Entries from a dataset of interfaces
*** Block opens ***
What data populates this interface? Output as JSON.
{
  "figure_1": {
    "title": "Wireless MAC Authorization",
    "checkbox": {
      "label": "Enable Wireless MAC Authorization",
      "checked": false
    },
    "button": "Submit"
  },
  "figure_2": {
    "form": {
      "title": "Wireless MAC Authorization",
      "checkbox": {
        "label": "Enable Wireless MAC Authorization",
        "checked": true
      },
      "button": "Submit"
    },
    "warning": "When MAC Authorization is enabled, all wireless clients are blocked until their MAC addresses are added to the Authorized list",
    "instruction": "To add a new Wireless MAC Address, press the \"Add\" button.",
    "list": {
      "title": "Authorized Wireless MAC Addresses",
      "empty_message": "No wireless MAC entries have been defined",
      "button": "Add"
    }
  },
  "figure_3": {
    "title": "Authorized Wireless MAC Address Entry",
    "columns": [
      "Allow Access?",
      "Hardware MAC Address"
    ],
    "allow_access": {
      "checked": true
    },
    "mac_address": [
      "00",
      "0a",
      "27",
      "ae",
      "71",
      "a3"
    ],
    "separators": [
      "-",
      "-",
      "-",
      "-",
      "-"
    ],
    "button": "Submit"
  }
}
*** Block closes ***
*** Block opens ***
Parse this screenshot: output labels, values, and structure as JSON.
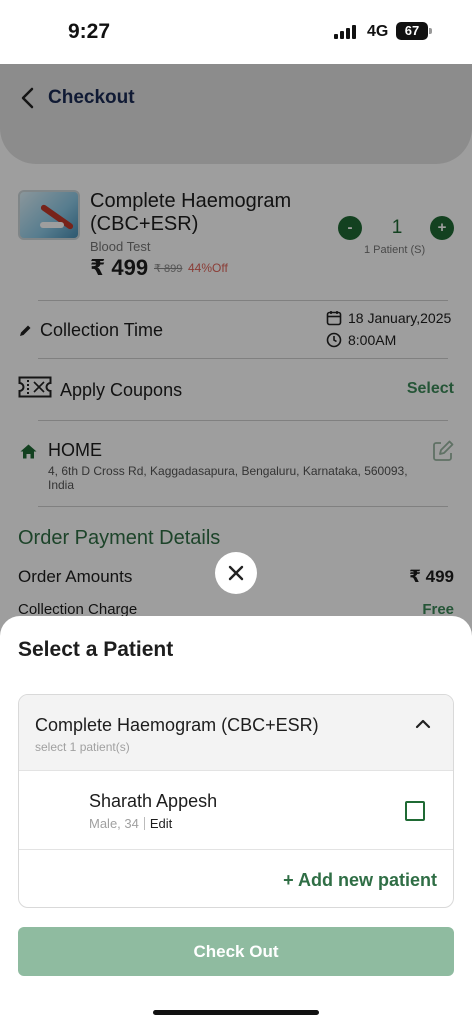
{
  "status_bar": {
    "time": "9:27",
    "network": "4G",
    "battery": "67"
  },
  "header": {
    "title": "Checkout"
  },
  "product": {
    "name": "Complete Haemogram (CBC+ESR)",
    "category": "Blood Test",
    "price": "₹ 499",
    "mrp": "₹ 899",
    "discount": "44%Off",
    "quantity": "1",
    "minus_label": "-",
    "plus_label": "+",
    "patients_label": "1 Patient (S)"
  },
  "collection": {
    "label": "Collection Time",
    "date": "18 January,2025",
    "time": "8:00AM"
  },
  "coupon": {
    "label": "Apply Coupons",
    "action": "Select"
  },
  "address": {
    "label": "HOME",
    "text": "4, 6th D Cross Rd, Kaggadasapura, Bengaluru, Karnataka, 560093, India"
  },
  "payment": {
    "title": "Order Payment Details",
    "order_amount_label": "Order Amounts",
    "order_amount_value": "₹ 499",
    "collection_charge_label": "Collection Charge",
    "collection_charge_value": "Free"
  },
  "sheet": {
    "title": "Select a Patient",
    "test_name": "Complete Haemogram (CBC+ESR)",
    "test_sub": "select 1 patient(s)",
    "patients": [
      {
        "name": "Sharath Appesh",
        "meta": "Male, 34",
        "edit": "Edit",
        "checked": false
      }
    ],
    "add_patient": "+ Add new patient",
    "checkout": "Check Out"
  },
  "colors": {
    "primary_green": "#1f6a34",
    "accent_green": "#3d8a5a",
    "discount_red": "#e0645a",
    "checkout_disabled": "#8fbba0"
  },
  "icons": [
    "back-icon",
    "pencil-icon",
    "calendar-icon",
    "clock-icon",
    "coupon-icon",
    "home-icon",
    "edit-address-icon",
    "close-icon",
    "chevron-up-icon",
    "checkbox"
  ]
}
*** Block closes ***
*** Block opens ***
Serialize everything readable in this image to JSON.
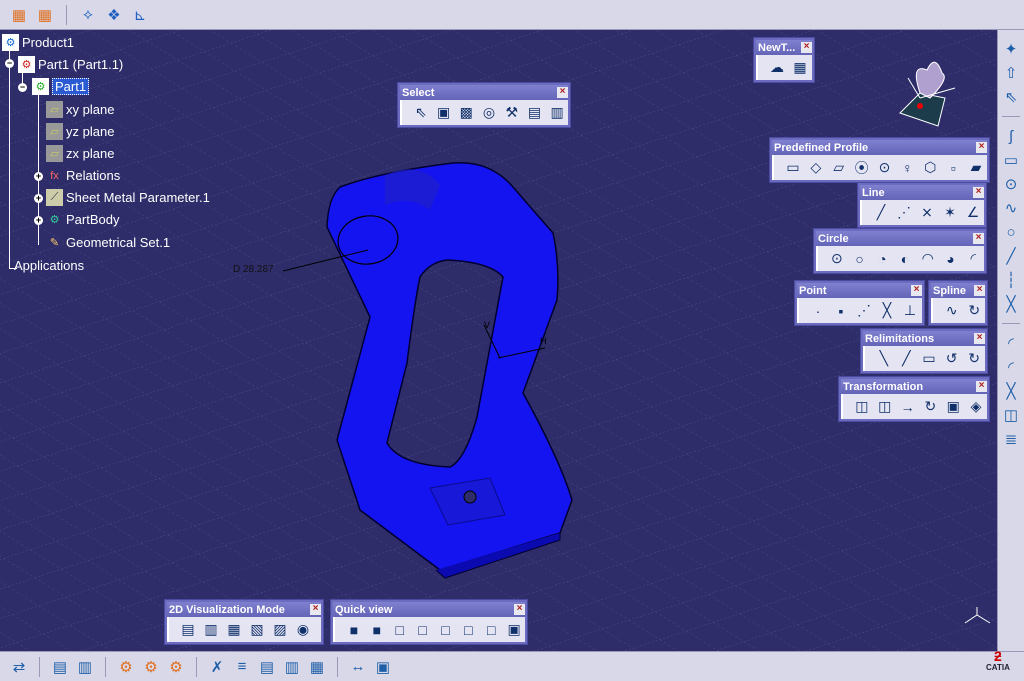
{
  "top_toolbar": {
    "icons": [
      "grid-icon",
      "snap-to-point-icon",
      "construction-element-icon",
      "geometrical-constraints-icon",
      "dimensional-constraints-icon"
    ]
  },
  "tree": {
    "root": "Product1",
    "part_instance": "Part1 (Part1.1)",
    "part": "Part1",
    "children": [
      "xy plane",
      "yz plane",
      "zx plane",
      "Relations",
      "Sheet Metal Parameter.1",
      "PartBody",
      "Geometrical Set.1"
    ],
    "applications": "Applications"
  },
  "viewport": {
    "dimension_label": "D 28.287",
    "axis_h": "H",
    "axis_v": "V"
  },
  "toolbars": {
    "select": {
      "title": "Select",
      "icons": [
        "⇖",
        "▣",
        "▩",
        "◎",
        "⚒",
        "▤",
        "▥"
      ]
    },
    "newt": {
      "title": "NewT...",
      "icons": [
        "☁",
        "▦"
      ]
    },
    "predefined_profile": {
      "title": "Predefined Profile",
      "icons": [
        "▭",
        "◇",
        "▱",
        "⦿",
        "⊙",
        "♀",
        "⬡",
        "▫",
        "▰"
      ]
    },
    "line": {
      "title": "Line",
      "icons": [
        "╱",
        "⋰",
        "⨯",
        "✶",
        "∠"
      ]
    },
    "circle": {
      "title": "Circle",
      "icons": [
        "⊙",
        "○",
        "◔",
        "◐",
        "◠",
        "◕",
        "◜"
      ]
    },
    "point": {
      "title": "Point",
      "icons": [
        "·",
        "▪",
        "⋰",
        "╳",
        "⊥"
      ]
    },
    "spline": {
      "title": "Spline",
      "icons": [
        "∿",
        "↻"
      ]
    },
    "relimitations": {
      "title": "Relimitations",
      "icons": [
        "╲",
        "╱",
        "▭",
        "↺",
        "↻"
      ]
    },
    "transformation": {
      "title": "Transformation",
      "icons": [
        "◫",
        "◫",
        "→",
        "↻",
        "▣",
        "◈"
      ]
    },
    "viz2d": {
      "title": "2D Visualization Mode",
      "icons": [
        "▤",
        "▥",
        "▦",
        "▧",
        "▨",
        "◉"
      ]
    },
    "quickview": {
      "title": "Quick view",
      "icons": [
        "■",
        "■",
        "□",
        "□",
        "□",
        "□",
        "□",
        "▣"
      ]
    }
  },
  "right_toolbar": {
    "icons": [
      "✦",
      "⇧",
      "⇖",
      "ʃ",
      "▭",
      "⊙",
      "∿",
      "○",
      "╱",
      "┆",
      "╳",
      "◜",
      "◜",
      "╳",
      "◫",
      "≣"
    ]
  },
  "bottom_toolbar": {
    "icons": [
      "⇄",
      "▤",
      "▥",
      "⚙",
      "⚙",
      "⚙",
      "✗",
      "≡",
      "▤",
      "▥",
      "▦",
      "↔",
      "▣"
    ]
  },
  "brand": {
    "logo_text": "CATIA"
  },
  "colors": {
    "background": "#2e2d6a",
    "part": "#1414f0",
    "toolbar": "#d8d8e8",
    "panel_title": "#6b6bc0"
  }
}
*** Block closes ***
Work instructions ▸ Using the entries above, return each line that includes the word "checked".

Response below ▸
      "checked": false
        "checked": true
      "checked": true
        "checked": false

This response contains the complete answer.